2.4.2.2 Impact of Different Exogenous Monitoring

2.4.2.3 Impact of Endogenous v/s Exogenous Monitoring

2.4.2.4 Impact of Order of Endogenous/Exogenous

2.5 Conclusion

2.6 Appendix

2.6.1 Figures

2.6.2 Tables

2.6.3 Experiment Instructions

2.6.4 Summary Statistics

2.6.5 Monitor Choice

2.6.6 Model with Three Agents

2.6.6.1 Proof of Proposition 2.1

2.6.6.2 Proof of Proposition 2.2

2.6.6.3 Proof of Proposition 2.3

**3 Delegating Conflict **

3.1 Introduction

3.1.1 Related Literature

3.2 The Baseline Model

3.2.1 Players, actions and payoffs

3.2.2 Equilibrium

3.2.3 Comparative statics

3.3 Contracts: Complete Information

3.4 Incomplete Information

3.4.1 Incomplete information on the opposing militia’s ideology

3.4.2 Incomplete information on the ideology of both militias: second best contracts

3.5 Conclusion

3.6 Appendix: Proofs

3.6.1 Proof of Proposition 3.1

3.6.2 Proof of Proposition 3.2

3.6.3 Proof of Proposition 3.3

3.6.4 Proof of Proposition 3.5

3.6.5 Proof of Proposition 3.6

3.6.6 Proof of Proposition 3.7

3.6.7 Proof of Proposition 3.8

**4 Hiring Guns: Strategic Delegation and Common Agency **

4.1 Introduction

4.1.1 Related Literature

4.2 Strategic Delegation of War

4.2.1 Players, actions and types

4.2.2 The game

4.2.3 Results

4.3 Competing for a Common Militia

4.3.1 Setting and governments’ programs

4.3.2 Optimization

4.3.3 Results

4.4 Conclusion

4.5 Appendix: Proofs

4.5.1 Proof of Lemma 4.1

4.5.2 Proof of Proposition 4.1

4.5.3 Proof of Lemma 4.2

4.5.4 Proof of Lemma 4.3

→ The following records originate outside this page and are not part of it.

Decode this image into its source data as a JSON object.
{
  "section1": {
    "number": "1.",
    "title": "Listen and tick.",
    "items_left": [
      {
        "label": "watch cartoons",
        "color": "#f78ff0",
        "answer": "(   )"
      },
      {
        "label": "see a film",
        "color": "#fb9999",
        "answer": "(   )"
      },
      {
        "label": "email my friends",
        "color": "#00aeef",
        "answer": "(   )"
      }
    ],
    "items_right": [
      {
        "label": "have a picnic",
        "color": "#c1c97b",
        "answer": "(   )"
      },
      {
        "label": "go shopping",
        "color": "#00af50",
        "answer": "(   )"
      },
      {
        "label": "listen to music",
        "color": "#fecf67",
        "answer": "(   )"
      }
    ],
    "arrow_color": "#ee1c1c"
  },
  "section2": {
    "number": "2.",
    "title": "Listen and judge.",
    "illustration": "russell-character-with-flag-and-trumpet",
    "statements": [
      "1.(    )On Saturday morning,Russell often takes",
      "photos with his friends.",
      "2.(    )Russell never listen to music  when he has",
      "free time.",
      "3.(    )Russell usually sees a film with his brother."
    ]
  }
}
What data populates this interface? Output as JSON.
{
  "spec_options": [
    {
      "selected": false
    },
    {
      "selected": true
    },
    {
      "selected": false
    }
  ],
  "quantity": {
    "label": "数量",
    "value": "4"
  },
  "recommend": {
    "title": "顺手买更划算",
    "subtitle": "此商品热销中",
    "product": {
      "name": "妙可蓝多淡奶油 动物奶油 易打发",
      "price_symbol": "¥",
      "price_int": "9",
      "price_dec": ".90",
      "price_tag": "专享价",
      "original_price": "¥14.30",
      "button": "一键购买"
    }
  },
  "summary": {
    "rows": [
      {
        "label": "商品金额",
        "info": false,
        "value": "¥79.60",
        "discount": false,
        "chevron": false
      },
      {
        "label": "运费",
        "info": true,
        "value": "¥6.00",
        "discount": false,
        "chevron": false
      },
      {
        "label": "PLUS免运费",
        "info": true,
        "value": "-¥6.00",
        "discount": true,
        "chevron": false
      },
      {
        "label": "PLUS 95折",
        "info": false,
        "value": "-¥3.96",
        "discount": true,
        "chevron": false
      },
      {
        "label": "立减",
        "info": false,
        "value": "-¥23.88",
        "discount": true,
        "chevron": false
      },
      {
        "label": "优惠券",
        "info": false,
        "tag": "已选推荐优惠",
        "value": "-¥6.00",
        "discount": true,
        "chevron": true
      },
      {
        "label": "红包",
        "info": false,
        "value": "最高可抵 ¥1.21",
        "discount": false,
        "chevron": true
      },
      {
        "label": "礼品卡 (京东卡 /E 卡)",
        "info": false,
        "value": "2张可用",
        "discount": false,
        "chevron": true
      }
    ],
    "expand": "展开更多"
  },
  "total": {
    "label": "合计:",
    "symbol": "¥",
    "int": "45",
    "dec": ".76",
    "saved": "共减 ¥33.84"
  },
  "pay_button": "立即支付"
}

4.5.5 Corollary

4.5.5.1 Proof of Corollary

4.5.6 Proof of Proposition 4.2

4.5.7 Proof of Proposition 4.3

**Bibliography **